Two months ago my friend Ann started to feel pain in her foot. It wasn’t uncommon. A car had hit her several years ago. The resulting injuries had left her open to a variety of debilitating infections. But when the pain continued, climbing up her leg she knew it was time to go to the emergency room. It was there she got the news. This kind of infection couldn’t be cured. The surgeon would need to amputate her leg, just below the knee.
Ann was frightened. We were all frightened. There was barely time to grieve before the surgery.
Ann is a woman of great faith. And one way she deepens that faith is by coming to church each morning for prayer. Cullen, my friend and colleague, started this practice last year. Each day at 7:30 in the morning a little band gathers in the sanctuary to pray. Sometimes the woman who works at the bank across the street stops in, and a few times a month we are joined by the guys who call our church property their home.
But Alberto comes almost every morning. We met him last year when he came to the church looking to see if we had any work for him to do. Alberto’s only language is Spanish, so most of us get by with our pathetic high school language skills. Alberto is patient with us.
Sometimes morning prayer is small, just Alberto, Ann, and Cullen, a little trinity in themselves, hands held together as they close in the Lord’s Prayer, Alberto in Spanish and Ann and Cullen reciting the words in English.
When Alberto heard from Cullen what had happened to Ann, why she wasn’t at morning prayer, he was frantic. “Hospital.” He told Cullen. “Hoy.” Today we’re going to the hospital. We have to see her. Cullen did his best to communicate bus routes and room numbers, not quite sure the information he was giving was accurate or communicated correctly.
Cullen showed up on time, hurrying from one meeting towards the hospital elevator, not fully expecting that Alberto would have the time or energy to navigate an hour of buses or the vast Duke Hospital system. Cullen pushed the button for the sixth floor and as the door were about to close a hand stopped them. As the doors widened again there stood Alberto. “Muy rapido,” he scolded Cullen as they rode the elevator to Ann’s room.
The three of them sat together. As Ann shared her insights into what God was teaching her about pain and disability, Alberto nodded gently, affirming the sound of Ann’s voice. They stayed for an hour. Alberto brought Ann a Spanish version of the Bible. Towards the end they took hands, as they had so many mornings, and prayed the prayer Jesus taught us, in Spanish and in English.
And God is like this, too. One body but different, speaking a common language of prayer but in different tongues. God is like this, bearing gifts in God’s self, gifts of presence and prayer. God is a body that is broken but also whole, a body made of strong parts and weak parts, bearing scars, all bearing together. God is like this, always returning to one, always returning us to oneness. God is like this, a relation of love, a being that cannot be without all it’s parts, a shared life bound up in love.

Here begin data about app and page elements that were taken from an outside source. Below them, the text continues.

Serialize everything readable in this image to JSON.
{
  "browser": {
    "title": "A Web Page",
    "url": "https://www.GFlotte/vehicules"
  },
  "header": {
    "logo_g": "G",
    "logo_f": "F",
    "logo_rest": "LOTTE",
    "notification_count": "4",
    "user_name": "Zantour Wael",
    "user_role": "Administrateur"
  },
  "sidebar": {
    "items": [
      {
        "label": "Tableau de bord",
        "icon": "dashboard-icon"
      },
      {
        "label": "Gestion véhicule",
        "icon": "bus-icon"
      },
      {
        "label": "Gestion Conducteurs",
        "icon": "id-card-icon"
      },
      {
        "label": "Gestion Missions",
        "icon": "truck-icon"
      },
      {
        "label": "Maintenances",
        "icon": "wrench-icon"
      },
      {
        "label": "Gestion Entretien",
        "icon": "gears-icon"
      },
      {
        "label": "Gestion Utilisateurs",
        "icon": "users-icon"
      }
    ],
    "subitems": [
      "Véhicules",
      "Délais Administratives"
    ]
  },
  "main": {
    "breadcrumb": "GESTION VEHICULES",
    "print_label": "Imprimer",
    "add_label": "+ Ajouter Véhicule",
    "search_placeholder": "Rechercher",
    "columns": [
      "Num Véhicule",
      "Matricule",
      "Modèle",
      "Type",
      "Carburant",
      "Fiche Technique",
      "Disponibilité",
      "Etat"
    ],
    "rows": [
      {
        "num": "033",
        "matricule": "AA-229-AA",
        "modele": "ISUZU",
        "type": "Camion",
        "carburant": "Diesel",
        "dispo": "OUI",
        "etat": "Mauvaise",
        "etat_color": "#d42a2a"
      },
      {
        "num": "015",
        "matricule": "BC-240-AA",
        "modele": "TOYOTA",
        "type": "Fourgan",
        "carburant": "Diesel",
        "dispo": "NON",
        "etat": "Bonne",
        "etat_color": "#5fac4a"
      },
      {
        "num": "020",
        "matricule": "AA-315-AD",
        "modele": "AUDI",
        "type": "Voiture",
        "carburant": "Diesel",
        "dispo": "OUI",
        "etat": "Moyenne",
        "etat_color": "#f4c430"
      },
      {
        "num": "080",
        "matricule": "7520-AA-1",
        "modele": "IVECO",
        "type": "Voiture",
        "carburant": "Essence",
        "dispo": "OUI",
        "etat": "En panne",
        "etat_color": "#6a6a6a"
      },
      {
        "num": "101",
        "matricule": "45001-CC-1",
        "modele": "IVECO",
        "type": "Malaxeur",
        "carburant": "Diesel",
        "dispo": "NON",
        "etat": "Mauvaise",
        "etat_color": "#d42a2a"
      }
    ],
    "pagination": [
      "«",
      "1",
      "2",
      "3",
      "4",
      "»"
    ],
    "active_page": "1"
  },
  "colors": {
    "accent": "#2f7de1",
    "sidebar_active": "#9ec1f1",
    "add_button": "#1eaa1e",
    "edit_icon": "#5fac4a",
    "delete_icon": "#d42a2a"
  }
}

We don’t get this from metaphor, or from charts or graphs. We know God in our lives, in the times where we are drawn into the love of the Father, Son, and Holy Spirit. We encounter the Trinity when we are drawn into the lives of others, when we are surprised by the life of another, surprised by God’s abundance, surprised to see our lives reflected back in a community like this one, a community bound to God’s life, woven in to one another.
This is why heresy is so destructive, and has been so devastating to the church in the course of our history. God is mysterious, ever opening us to new possibilities, new surprises, new laughter. And people are like that, too. God is a relationship of constant unveiling, just as we are constantly opening ourselves up to friendship, to being surprised by the stranger who finds her way to our door. We can’t clear up the mystery of one another. When we do, we’re committing the heresy of certainty, certain that this person is too different, too strange, too dissimilar to be mine. The Trinity welcomes us into the strangeness of one another, letting the other be strange and still be ours.
What a mystery. What a mysterious, wonderful gift.
 Isaiah 55:8-9